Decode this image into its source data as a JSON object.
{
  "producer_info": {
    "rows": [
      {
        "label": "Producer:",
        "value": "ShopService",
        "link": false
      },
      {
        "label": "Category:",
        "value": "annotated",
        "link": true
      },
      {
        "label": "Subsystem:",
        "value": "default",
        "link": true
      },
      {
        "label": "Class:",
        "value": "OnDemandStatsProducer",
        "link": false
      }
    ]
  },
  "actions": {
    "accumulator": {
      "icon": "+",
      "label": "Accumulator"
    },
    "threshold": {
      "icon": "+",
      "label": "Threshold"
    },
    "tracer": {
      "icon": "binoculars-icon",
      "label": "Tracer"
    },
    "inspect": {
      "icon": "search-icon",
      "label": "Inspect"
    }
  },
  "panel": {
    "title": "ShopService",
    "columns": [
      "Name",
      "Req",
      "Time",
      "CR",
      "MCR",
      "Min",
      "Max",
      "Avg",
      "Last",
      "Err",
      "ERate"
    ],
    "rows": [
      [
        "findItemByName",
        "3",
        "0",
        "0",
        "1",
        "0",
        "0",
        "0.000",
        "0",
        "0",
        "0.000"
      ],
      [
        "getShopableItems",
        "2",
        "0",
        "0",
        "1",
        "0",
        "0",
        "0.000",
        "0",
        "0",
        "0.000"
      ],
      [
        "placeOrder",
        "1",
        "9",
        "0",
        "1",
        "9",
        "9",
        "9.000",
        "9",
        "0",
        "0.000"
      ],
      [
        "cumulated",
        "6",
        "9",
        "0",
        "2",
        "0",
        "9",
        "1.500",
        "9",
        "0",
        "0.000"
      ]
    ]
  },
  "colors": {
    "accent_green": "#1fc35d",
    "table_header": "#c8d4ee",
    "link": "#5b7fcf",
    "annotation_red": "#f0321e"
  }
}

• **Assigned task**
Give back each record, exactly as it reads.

• **Result of the exercise**
Decode this image into its source data as a JSON object.
{
  "producer_info": {
    "rows": [
      {
        "label": "Producer:",
        "value": "ShopService",
        "link": false
      },
      {
        "label": "Category:",
        "value": "annotated",
        "link": true
      },
      {
        "label": "Subsystem:",
        "value": "default",
        "link": true
      },
      {
        "label": "Class:",
        "value": "OnDemandStatsProducer",
        "link": false
      }
    ]
  },
  "actions": {
    "accumulator": {
      "icon": "+",
      "label": "Accumulator"
    },
    "threshold": {
      "icon": "+",
      "label": "Threshold"
    },
    "tracer": {
      "icon": "binoculars-icon",
      "label": "Tracer"
    },
    "inspect": {
      "icon": "search-icon",
      "label": "Inspect"
    }
  },
  "panel": {
    "title": "ShopService",
    "columns": [
      "Name",
      "Req",
      "Time",
      "CR",
      "MCR",
      "Min",
      "Max",
      "Avg",
      "Last",
      "Err",
      "ERate"
    ],
    "rows": [
      [
        "findItemByName",
        "3",
        "0",
        "0",
        "1",
        "0",
        "0",
        "0.000",
        "0",
        "0",
        "0.000"
      ],
      [
        "getShopableItems",
        "2",
        "0",
        "0",
        "1",
        "0",
        "0",
        "0.000",
        "0",
        "0",
        "0.000"
      ],
      [
        "placeOrder",
        "1",
        "9",
        "0",
        "1",
        "9",
        "9",
        "9.000",
        "9",
        "0",
        "0.000"
      ],
      [
        "cumulated",
        "6",
        "9",
        "0",
        "2",
        "0",
        "9",
        "1.500",
        "9",
        "0",
        "0.000"
      ]
    ]
  },
  "colors": {
    "accent_green": "#1fc35d",
    "table_header": "#c8d4ee",
    "link": "#5b7fcf",
    "annotation_red": "#f0321e"
  }
}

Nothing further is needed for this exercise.